→ INFORMATION SHOWN

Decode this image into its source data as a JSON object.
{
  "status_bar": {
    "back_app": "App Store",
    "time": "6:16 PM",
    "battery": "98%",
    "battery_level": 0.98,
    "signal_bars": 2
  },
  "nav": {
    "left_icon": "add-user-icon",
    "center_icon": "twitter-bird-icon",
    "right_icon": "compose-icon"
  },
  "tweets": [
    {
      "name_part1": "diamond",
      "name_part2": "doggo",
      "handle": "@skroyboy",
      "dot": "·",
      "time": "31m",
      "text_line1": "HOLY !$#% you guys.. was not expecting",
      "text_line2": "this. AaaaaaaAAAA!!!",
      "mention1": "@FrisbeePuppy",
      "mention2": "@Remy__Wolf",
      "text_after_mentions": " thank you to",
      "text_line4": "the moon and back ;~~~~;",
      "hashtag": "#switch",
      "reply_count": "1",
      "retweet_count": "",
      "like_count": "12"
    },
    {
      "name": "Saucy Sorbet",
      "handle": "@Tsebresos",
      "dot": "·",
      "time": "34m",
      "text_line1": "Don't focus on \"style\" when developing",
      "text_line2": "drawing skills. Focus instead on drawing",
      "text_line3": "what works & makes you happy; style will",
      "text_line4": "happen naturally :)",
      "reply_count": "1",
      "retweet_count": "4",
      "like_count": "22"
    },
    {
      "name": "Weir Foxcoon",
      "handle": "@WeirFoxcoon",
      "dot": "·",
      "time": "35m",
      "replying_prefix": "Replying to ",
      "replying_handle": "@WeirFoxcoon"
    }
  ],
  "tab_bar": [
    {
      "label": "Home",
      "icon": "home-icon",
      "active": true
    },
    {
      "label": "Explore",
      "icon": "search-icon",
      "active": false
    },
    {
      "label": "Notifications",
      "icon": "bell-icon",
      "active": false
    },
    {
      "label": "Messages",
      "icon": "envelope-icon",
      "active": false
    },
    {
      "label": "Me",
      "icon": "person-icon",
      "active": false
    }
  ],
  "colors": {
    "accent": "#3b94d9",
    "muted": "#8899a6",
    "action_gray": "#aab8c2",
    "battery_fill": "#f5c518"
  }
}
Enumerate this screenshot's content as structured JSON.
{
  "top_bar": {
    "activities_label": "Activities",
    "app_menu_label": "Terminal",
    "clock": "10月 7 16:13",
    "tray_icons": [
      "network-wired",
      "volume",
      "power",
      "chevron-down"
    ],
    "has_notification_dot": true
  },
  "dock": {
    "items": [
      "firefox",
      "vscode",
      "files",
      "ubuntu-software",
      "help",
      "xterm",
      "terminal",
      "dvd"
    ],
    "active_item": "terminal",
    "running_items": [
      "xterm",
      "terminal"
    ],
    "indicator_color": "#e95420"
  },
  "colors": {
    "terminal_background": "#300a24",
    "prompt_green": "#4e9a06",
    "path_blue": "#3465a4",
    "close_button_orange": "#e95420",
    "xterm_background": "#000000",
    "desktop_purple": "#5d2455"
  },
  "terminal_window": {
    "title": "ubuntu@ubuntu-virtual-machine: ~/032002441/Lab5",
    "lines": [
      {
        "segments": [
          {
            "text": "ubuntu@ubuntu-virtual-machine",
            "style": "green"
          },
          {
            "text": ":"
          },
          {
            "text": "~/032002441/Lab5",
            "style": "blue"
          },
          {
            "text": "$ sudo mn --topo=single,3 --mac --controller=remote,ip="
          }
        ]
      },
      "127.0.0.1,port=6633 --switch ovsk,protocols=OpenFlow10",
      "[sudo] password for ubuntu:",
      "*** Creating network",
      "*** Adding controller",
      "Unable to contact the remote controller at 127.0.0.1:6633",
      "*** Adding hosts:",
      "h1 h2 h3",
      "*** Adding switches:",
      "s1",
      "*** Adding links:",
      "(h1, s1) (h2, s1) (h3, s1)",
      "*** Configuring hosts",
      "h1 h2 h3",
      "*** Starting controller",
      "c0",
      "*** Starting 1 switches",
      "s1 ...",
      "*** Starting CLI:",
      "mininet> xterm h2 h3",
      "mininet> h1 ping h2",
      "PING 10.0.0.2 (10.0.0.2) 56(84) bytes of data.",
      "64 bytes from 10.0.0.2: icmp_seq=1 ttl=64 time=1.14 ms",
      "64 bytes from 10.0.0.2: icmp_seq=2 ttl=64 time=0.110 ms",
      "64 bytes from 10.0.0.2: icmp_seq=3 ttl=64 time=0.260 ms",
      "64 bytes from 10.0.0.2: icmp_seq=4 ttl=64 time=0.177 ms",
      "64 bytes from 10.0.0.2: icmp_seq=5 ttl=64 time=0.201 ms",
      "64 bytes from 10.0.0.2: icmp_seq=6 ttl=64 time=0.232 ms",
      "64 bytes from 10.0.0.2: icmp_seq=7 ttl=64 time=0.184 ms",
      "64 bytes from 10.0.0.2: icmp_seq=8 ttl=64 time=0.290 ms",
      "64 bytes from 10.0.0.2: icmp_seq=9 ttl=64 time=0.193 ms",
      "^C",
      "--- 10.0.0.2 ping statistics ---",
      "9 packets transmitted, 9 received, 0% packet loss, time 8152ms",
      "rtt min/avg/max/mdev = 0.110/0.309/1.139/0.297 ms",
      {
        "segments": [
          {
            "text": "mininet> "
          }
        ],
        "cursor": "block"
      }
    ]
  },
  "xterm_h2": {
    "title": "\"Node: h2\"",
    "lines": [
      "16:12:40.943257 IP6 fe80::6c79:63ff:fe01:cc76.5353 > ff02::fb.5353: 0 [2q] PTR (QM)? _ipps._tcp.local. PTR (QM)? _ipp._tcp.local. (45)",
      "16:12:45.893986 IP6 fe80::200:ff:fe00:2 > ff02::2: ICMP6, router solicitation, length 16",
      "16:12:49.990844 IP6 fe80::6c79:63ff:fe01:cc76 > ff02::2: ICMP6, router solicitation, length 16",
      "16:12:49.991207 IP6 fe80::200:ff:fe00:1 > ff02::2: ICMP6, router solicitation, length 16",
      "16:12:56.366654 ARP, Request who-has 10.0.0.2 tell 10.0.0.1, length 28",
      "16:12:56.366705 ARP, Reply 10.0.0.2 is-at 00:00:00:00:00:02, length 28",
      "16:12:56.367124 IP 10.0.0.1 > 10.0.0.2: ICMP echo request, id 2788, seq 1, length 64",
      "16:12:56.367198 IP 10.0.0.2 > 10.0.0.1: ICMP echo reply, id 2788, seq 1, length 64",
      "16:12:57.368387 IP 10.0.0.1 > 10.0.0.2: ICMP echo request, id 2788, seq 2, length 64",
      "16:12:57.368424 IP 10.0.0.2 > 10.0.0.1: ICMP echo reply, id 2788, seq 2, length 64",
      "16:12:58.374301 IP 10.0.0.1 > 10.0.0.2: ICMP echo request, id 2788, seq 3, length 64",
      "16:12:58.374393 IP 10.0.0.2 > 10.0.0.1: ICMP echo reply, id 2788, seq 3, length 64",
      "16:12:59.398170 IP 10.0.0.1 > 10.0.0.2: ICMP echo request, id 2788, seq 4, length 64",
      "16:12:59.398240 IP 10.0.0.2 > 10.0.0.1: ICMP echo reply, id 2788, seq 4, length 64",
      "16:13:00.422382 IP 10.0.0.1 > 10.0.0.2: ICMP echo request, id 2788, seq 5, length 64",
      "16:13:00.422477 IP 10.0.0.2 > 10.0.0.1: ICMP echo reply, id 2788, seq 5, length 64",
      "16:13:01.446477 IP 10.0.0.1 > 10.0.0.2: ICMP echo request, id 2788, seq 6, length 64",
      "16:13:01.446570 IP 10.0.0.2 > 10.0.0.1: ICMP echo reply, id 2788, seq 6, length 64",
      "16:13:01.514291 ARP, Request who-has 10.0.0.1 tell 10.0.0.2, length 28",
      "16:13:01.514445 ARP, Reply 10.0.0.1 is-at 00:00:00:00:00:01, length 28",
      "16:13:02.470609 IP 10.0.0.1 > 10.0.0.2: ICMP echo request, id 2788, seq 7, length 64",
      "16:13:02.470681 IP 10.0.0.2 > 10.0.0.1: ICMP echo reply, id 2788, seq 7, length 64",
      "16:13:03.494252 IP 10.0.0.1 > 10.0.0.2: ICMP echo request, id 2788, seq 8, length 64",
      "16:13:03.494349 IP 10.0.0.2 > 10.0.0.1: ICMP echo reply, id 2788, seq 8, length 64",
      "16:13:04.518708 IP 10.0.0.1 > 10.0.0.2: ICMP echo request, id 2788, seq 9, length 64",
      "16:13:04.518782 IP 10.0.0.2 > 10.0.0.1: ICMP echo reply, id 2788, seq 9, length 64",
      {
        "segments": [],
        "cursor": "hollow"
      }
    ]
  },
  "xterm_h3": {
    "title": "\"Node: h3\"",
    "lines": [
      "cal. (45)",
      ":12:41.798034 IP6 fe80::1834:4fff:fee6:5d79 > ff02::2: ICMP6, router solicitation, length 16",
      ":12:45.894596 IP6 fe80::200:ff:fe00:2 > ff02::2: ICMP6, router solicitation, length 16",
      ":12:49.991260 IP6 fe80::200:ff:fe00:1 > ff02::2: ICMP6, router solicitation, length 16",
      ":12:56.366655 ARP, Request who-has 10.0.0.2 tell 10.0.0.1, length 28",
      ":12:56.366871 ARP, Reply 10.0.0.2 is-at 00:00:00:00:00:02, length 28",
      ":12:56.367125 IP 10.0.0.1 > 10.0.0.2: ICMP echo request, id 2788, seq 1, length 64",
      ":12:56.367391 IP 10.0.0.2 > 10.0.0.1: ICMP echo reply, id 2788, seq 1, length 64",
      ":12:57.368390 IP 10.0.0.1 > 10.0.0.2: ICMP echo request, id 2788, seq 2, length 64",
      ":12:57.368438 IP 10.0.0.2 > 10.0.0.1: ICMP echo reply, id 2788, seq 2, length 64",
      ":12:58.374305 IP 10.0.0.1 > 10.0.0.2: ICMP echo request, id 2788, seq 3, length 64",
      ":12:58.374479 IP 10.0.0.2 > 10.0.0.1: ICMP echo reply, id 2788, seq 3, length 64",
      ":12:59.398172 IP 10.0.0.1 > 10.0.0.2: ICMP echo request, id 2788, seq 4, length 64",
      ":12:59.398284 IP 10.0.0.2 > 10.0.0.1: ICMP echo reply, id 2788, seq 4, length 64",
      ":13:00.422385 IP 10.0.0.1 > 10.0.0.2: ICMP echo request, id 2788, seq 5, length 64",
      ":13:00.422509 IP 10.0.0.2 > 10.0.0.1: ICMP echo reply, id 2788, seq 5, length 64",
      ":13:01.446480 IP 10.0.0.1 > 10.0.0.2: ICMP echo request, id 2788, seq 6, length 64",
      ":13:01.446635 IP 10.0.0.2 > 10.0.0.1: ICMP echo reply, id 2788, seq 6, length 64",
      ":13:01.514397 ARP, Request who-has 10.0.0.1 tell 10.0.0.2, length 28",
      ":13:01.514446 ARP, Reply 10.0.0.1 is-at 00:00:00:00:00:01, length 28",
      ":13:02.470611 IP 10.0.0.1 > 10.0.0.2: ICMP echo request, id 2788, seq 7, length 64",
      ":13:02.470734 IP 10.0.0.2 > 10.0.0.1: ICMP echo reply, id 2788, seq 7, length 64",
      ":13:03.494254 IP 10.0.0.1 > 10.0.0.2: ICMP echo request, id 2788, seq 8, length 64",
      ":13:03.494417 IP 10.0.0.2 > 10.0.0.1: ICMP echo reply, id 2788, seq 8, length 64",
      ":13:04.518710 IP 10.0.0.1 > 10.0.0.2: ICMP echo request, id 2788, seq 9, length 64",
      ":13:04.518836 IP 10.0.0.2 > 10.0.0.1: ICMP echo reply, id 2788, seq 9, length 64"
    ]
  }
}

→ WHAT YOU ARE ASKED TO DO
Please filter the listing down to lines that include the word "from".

→ TASK ANSWER
      "64 bytes from 10.0.0.2: icmp_seq=1 ttl=64 time=1.14 ms",
      "64 bytes from 10.0.0.2: icmp_seq=2 ttl=64 time=0.110 ms",
      "64 bytes from 10.0.0.2: icmp_seq=3 ttl=64 time=0.260 ms",
      "64 bytes from 10.0.0.2: icmp_seq=4 ttl=64 time=0.177 ms",
      "64 bytes from 10.0.0.2: icmp_seq=5 ttl=64 time=0.201 ms",
      "64 bytes from 10.0.0.2: icmp_seq=6 ttl=64 time=0.232 ms",
      "64 bytes from 10.0.0.2: icmp_seq=7 ttl=64 time=0.184 ms",
      "64 bytes from 10.0.0.2: icmp_seq=8 ttl=64 time=0.290 ms",
      "64 bytes from 10.0.0.2: icmp_seq=9 ttl=64 time=0.193 ms",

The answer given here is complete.